They also want to increase the number of refuges available to women and children escaping domestic abuse, making sure these offer culturally appropriate support, and that an anonymous database recording cases of forced marriage and FGM is created.

5. Sex work

They want women to never be prosecuted for selling sex, but for buying sex to be made illegal within two years.

This is the controversial Nordic model approach to sex work, which some sex workers disagree with because driving sex work further underground will not secure rights for them and could make their clients more difficult to deal with.

6. Equal representation

To get to 50:50, fast, extra measures need to be put in place – 66% of political candidates on a ballot should be women. 75% of new peerages should be for women, too. And boardrooms should be balanced.

7. Workplace discrimination

At present, to make a claim of discrimination at work, you have to pay £250. And then a hearing fee of £950. WEP would bring that down to £50.

Also, if you’re being discriminated against for being pregnant, you get nine months after having the baby to take your employers to court (instead of the current three).

8. Flexible working

Companies with over 250 employees should, on job adverts, mention their options for doing flexible work. Also, businesses need to focus WAY harder on offering flexible working.

9. Education

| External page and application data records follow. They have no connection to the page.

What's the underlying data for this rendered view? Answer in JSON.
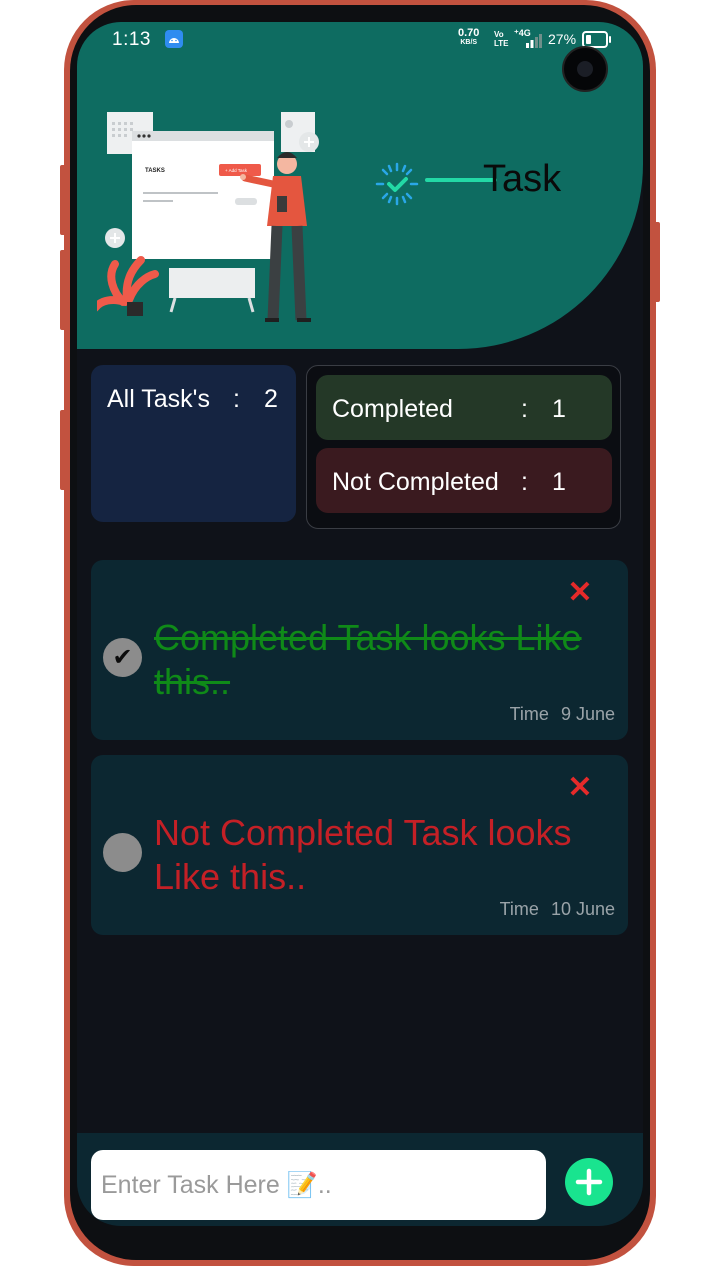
{
  "status_bar": {
    "time": "1:13",
    "net_speed_value": "0.70",
    "net_speed_unit": "KB/S",
    "volte_top": "Vo",
    "volte_bottom": "LTE",
    "network": "⁺4G",
    "battery": "27%"
  },
  "header": {
    "title": "Task",
    "illustration": {
      "panel_title": "TASKS",
      "add_button": "+ Add Task"
    }
  },
  "summary": {
    "all_label": "All Task's",
    "all_count": "2",
    "completed_label": "Completed",
    "completed_count": "1",
    "not_completed_label": "Not Completed",
    "not_completed_count": "1",
    "separator": ":"
  },
  "tasks": [
    {
      "text": "Completed Task looks Like this..",
      "completed": true,
      "time_label": "Time",
      "date": "9 June",
      "check_mark": "✔",
      "delete_icon": "✕"
    },
    {
      "text": "Not Completed Task looks Like this..",
      "completed": false,
      "time_label": "Time",
      "date": "10 June",
      "check_mark": "",
      "delete_icon": "✕"
    }
  ],
  "input": {
    "placeholder": "Enter Task Here 📝.."
  },
  "colors": {
    "header": "#0e6c61",
    "background": "#0f1219",
    "card": "#0c2731",
    "completed": "#0f8a18",
    "not_completed": "#c42026",
    "accent": "#19e48f"
  }
}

School curriculums would undergo an audit so that female role models are used whenever the opportunity arises. And stereotypes around clothes and toys would be challenged via campaign groups. Careers advice should be free from gendered stereotypes AND all pupils should have to study English or STEM until they’re 18.

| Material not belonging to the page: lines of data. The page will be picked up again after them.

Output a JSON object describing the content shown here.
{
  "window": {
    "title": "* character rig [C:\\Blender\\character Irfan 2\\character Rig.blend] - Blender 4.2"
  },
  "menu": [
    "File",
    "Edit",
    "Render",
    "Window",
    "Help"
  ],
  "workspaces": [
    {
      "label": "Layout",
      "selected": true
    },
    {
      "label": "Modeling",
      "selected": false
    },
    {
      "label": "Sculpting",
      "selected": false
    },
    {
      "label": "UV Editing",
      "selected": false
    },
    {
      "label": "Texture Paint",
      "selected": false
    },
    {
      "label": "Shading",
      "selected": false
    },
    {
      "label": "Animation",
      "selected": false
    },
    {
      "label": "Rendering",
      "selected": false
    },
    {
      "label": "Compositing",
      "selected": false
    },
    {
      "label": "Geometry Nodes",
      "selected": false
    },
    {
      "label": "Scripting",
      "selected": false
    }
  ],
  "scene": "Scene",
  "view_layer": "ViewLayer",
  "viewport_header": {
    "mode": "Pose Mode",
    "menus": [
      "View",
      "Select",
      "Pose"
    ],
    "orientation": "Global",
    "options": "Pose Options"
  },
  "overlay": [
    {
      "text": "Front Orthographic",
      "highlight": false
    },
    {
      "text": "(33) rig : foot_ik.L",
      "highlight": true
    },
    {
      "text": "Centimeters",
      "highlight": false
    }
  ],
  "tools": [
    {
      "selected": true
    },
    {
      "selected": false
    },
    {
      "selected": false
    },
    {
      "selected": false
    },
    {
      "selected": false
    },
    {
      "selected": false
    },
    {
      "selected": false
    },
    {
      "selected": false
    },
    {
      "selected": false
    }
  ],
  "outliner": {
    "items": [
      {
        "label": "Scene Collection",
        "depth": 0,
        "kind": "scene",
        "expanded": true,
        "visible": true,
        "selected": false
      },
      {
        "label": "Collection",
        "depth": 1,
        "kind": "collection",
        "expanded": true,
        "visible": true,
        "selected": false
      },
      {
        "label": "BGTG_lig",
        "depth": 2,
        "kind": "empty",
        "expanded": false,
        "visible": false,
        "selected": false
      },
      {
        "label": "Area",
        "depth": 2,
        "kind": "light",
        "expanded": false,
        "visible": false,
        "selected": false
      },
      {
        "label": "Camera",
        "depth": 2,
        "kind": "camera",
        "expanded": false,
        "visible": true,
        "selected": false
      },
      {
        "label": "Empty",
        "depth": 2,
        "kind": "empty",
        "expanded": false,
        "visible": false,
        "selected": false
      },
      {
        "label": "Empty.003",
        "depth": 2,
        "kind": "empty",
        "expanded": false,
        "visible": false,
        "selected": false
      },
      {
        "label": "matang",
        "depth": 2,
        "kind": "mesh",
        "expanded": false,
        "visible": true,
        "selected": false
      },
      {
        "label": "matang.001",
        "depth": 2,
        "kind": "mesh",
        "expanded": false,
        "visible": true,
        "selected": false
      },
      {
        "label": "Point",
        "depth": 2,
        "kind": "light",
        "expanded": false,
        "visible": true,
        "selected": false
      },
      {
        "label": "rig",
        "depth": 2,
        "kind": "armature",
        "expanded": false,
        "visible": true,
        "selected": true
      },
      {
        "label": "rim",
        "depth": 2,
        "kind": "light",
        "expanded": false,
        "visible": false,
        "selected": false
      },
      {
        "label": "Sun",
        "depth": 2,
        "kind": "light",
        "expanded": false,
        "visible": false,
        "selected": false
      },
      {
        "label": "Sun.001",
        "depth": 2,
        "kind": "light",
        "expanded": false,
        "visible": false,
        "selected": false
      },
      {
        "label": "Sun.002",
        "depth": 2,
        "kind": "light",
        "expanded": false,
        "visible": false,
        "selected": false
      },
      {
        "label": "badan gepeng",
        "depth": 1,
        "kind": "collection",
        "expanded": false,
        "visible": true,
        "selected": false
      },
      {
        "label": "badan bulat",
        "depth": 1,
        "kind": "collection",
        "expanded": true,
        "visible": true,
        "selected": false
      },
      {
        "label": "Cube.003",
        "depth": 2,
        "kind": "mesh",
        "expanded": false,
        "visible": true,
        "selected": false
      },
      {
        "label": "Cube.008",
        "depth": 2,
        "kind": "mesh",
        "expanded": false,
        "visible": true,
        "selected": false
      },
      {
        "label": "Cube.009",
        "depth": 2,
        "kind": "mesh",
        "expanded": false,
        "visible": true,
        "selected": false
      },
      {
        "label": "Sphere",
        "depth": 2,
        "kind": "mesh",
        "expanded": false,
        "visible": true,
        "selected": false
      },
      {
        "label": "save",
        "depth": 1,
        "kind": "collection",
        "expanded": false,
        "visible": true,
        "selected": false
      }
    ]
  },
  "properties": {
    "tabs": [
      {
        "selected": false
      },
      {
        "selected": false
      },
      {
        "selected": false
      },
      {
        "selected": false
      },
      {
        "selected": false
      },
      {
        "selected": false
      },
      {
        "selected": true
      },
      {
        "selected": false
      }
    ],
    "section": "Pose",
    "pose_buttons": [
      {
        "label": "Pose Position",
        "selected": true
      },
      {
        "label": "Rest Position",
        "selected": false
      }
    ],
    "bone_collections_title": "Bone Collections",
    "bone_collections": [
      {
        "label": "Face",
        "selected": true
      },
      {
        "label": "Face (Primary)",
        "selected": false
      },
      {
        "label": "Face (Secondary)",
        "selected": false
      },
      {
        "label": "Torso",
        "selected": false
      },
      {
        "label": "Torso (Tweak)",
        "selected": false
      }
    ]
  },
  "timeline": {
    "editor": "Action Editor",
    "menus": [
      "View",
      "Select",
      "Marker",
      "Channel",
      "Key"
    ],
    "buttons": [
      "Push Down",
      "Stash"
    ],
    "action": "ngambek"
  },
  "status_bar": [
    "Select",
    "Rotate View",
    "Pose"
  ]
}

10. Sex education

Sex education – it’s so mind-thuddingly obvious, isn’t it? – is to be made compulsory and include lessons on consent. All universities, schools and apprenticeship providers are to have a sexual harassment policy in place.

11. Media

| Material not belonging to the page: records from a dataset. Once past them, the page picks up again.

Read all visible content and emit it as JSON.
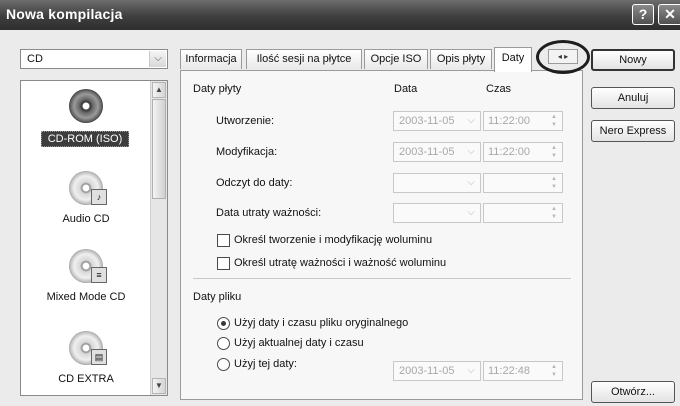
{
  "window": {
    "title": "Nowa kompilacja",
    "help_glyph": "?",
    "close_glyph": "✕"
  },
  "media_combo": {
    "value": "CD"
  },
  "compilation_types": [
    {
      "label": "CD-ROM (ISO)",
      "icon": "cd-rom-disc-icon",
      "selected": true
    },
    {
      "label": "Audio CD",
      "icon": "audio-cd-icon",
      "selected": false
    },
    {
      "label": "Mixed Mode CD",
      "icon": "mixed-mode-cd-icon",
      "selected": false
    },
    {
      "label": "CD EXTRA",
      "icon": "cd-extra-icon",
      "selected": false
    }
  ],
  "tabs": [
    {
      "label": "Informacja",
      "active": false
    },
    {
      "label": "Ilość sesji na płytce",
      "active": false
    },
    {
      "label": "Opcje ISO",
      "active": false
    },
    {
      "label": "Opis płyty",
      "active": false
    },
    {
      "label": "Daty",
      "active": true
    }
  ],
  "tab_nav": {
    "left": "◂",
    "right": "▸"
  },
  "dates_tab": {
    "disc_dates_label": "Daty płyty",
    "col_date": "Data",
    "col_time": "Czas",
    "rows": [
      {
        "label": "Utworzenie:",
        "date": "2003-11-05",
        "time": "11:22:00"
      },
      {
        "label": "Modyfikacja:",
        "date": "2003-11-05",
        "time": "11:22:00"
      },
      {
        "label": "Odczyt do daty:",
        "date": "",
        "time": ""
      },
      {
        "label": "Data utraty ważności:",
        "date": "",
        "time": ""
      }
    ],
    "check_volume_dates": "Określ tworzenie i modyfikację woluminu",
    "check_expiry": "Określ utratę ważności i ważność woluminu",
    "file_dates_label": "Daty pliku",
    "radio_original": "Użyj daty i czasu pliku oryginalnego",
    "radio_current": "Użyj aktualnej daty i czasu",
    "radio_custom": "Użyj tej daty:",
    "custom_date": "2003-11-05",
    "custom_time": "11:22:48",
    "selected_radio": "original"
  },
  "buttons": {
    "new": "Nowy",
    "cancel": "Anuluj",
    "nero_express": "Nero Express",
    "open": "Otwórz..."
  },
  "glyphs": {
    "combo_arrow": "⌵",
    "spin_up": "▲",
    "spin_down": "▼",
    "scroll_up": "▲",
    "scroll_down": "▼"
  }
}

Journalists and reporters to be informed on how to NOT minimise violence against women in reporting and how to NOT blame victims. Advertising guidelines to be updated so that airbrushing rules are tightened up and that adverts featuring models with low BMIs come with warning notices.

12. Online

They want websites intentionally posting and refusing to take down revenge porn to be held accountable. They also want victims to seek justice anonymously AND for a report button to be available on all social media platforms.

And there you have it. Not terrible ideas really, are they? Some won’t even cost that much to implement at all. As for elections, WEP will field candidates in Wales and Scotland, and, if they can raise £20,000, will go to the London mayoral election.

In the mean-time, Sophie asked the major parties to question why so many of their ranks are turning to WEP. ‘It seems to me they [the parties] are more interested in claiming the right to deliver equality than actually deliver it,’ she says.

We’re pretty grateful, then, that finally there seems to be a party who will at least try to deliver equality for women!

Like this? You might also be interested in:

Here’s Why Politics Is About To Get A Bunch More Woman-Friendly

Which Party Should You Vote For To Help Women?

Britain Needs A Women’s Party, But What Could That Look Like?

Follow Sophie on Twitter @sophwilkinson

Pic: Getty

Tags: Feminism, Pure Politics